Of course, the event is more than a feel-good gathering. NEXT must include plenty of tangible takeaways for the operators who run more than 2,200 franchise locations around the country. The conference also helps support Chick-fil-A in its goal toward becoming the third-largest quick-service chain in the U.S. by 2020.
With only one opportunity each year to get the entire network of operators together to understand the company’s vision, NEXT offers three educational formats. The Common Ground area is similar to a main stage or general-session environment, and Fleming said that it’s where the big talks from Chick-fil-A’s C-level executives and outside speakers occur. However, the program aims to avoid what Fleming calls the “sitting and getting” approach to education.
“When we designed the environment, we were striving to avoid having people sit for six hours in a big auditorium,” Fleming said. “We want them to have conversations about the future of the company.”
Those conversations begin in Labs, which are designed like breakout sessions and run an average of 45 minutes long, and they continue in Garages — the most non-corporate element at the corporate event. “We thought about the analogy where the garage is the room in your house where things aren’t perfect,” Fleming said. “It’s okay to get messy.”
There are two Garage sections — the Now Garage and the Future Garage. The environment is comparable to an exhibit area, with the distinction being that some offerings in the Future Garage are speculative and may never actually be produced. “The Now Garage includes anything that might arrive in the next 12 months, such as new uniforms or new menu items,” Fleming said. “But the Future Garage is where attendees know that there are ideas that may never come to fruition. The company wants feedback, and they want attendees to be part of the work in the garage.”
Attendee feedback has made it clear that the mix of personal inspiration and professional education at the event is a winning formula.
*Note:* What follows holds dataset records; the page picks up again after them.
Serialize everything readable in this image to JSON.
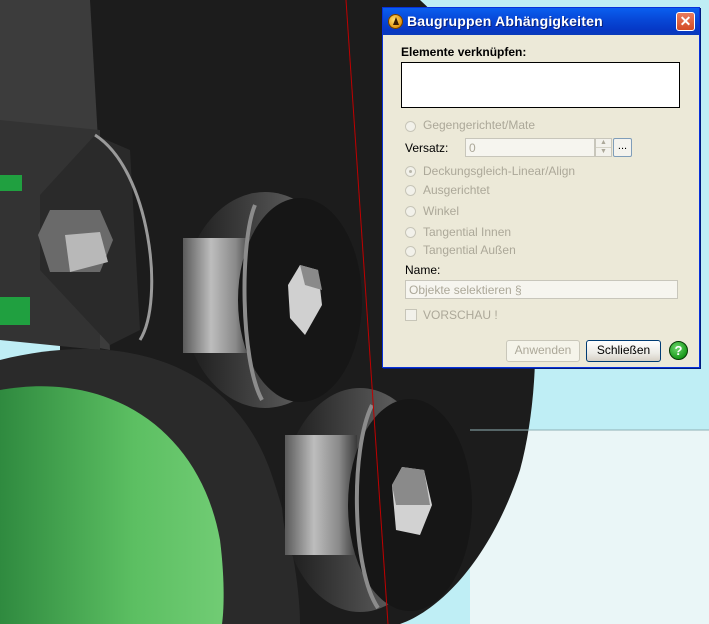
{
  "dialog": {
    "title": "Baugruppen Abhängigkeiten",
    "link_label": "Elemente verknüpfen:",
    "options": {
      "mate": "Gegengerichtet/Mate",
      "align": "Deckungsgleich-Linear/Align",
      "oriented": "Ausgerichtet",
      "angle": "Winkel",
      "tangent_inner": "Tangential Innen",
      "tangent_outer": "Tangential Außen"
    },
    "offset_label": "Versatz:",
    "offset_value": "0",
    "dots_label": "...",
    "name_label": "Name:",
    "name_placeholder": "Objekte selektieren §",
    "preview_label": "VORSCHAU !",
    "apply_label": "Anwenden",
    "close_label": "Schließen",
    "help_label": "?",
    "close_glyph": "✕"
  },
  "colors": {
    "sky": "#bfeef5",
    "part_dark": "#1c1c1c",
    "green_accent": "#20a040",
    "red_line": "#c00000"
  }
}
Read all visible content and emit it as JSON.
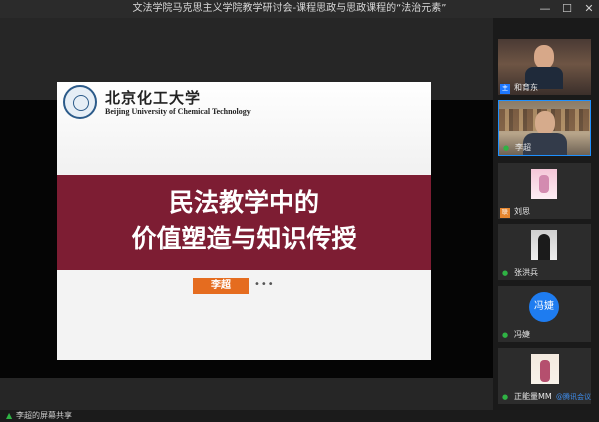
{
  "window": {
    "title": "文法学院马克思主义学院教学研讨会-课程思政与思政课程的“法治元素”",
    "controls": {
      "minimize": "—",
      "maximize": "☐",
      "close": "✕"
    }
  },
  "slide": {
    "university_cn": "北京化工大学",
    "university_en": "Beijing University of Chemical Technology",
    "title_line1": "民法教学中的",
    "title_line2": "价值塑造与知识传授",
    "presenter": "李超",
    "more": "•••"
  },
  "status": {
    "share_text": "李超的屏幕共享"
  },
  "participants": [
    {
      "name": "和育东",
      "badge": "host"
    },
    {
      "name": "李超",
      "badge": "speaking"
    },
    {
      "name": "刘思",
      "badge": "host-orange"
    },
    {
      "name": "张洪兵",
      "badge": "mic"
    },
    {
      "name": "冯婕",
      "badge": "mic",
      "avatar_text": "冯婕"
    },
    {
      "name": "正能量MM",
      "badge": "mic",
      "suffix": "@腾讯会议"
    }
  ],
  "colors": {
    "slide_band": "#7d1d33",
    "presenter_tag": "#e56c1f",
    "accent_blue": "#1e7cf0",
    "mic_green": "#2fb344"
  }
}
Eighty percent of last year’s participants indicated that they will make a change in their businesses or their lives because of NEXT.
The 2019 edition of the event will focus on engagement, both internally and externally, a nod to the chain’s aim to get operators to connect with team members and guests on more than a transactional level. “It’s never just about the new nuggets coming to the menu,” Fleming said. “The event is very much balanced with Chick-fil-A’s aim to help the whole person.”
David McMillin is an associate editor at Convene.
Spreading Its Wings
As Chick-fil-A expands, the chain has added many operators outside of the Southeast, where it was founded. In 2019, the first non-U.S. location will open its doors in Toronto. As the Chick-fil-A network continues to grow, the company’s NEXT conference will need to adapt to meet a different set of needs, said Prophet’s Mike Fleming.
“The needs are more diverse now than they were just a few years ago. They have longer-tenured operators, and they have operators from areas where the brand is less established. They don’t all need the same lessons, so the content strategy will need to be more flexible.”